- Personas, use cases, and scenarios: When thinking about marketing for B2B, I need to go through a handful of user scenarios and use-cases. I think about the various departments or people who weigh in – including the CFO, who is most concerned about cost; the IT department, which, if we’re talking software, for example, has to know how this product/service will be installed and how it will “hit” the computers at the organization; and the end user, who is my favorite, being the most tactical. Ultimately I need to package all of this up for the business decision maker (BDM) so they can see things from this triad of points of view and make an educated best decision for the company. Personas can be useful in both B2B and B2C, though in B2B you want to think about end-user groups.
- Channels: In both types of marketing you need to consider where your prospects are likely to be and how you can best reach them. There are some differences here, however. For example, B2C customers can be found in many places. The number of engagement channels in B2C can exceed way larger than that of B2B. You can market traditionally via advertising in magazines or online or radio. You can (and should) have a social presence. You may do events – planned or viral – to capture attention. Potential customers are everywhere. You can find them. “Businesses” too are everywhere – but they’re more selective in the way they want to be marketed to and where they expect to get a hard sell. Yes, you may be able to reach a savvy B2B customer via Twitter or Facebook – and definitely via LinkedIn. But you also probably need to add trade shows, direct calls, and/or more in-depth pitches and proposals.
- Language: Once you’ve found good leads, what will you say to them – and how will you say it? I’ve talked about this one before, but how do your potential customers want to be talked to? Those user personas come in handy here, as do listening tools like social media and focus groups. How do your customers talk? You should be using their vernacular. This applies to both B2C and B2B. With B2B marketing you may be able to use more industry jargon or business-friendly terms, but at the end of the day, you want to speak the same language as your customers.
- Data. The kind of data that you save in B2B and B2C are usually different. Plus, B2B sources data mostly from CRM while B2C builds the database from scratch. Since the B2C sale is largely driven by emotional impulse the quality of the data is centered around user’s browsing behavior and lifestyle attributes.
B2B Marketing Automation Platforms
B2B marketing is more like a process. B2B technologies focus on education and value-sharing for a large group and focused on nurturing a lead through a sales funnel. The priorities in B2B are Lead scoring, Lead nurturing, CRM integration. B2B’s pain point is lifecycle management.
The best B2B Marketing Automation Platforms currently in the market are:

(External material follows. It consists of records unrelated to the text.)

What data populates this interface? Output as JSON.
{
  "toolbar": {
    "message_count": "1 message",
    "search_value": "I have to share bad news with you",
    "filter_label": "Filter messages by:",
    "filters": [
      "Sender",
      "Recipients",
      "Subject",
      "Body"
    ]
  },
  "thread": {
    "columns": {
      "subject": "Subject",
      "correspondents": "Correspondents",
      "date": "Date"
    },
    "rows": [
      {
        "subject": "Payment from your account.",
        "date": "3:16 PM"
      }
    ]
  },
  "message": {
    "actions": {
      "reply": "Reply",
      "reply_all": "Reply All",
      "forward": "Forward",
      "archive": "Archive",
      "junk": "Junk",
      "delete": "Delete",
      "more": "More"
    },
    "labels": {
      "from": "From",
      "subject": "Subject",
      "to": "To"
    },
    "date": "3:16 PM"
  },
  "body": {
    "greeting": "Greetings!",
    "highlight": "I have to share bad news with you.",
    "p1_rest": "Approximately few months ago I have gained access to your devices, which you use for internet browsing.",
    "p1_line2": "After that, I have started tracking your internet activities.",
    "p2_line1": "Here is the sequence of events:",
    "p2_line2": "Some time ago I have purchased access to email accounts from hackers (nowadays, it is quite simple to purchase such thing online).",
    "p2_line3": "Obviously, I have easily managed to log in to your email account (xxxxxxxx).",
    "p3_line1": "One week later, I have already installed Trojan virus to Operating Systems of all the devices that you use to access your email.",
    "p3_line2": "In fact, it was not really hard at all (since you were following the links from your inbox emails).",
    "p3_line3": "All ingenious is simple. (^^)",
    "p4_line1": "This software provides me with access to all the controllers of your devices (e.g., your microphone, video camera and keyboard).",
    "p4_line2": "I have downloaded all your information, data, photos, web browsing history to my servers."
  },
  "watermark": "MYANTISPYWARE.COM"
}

- Salesforce Pardot (SMEs and Enterprise Businesses)
- Marketo (SMEs)
- HubSpot (Micro Enterprises and SMEs)
- Oracle Marketing Cloud (Enterprise Businesses)
B2C Marketing Automation Platforms
B2C is more about tests and experimentations and it needs tools that let them create powerful segments. B2C technologies focus on the customer journey and where the individual is in his or her unique process. The priorities in B2C are Retargeting, Reputation management, Retention marketing, Multi-channel engagement. B2C’s pain point is retention.
The best B2C Marketing Automation Platforms currently in the market are: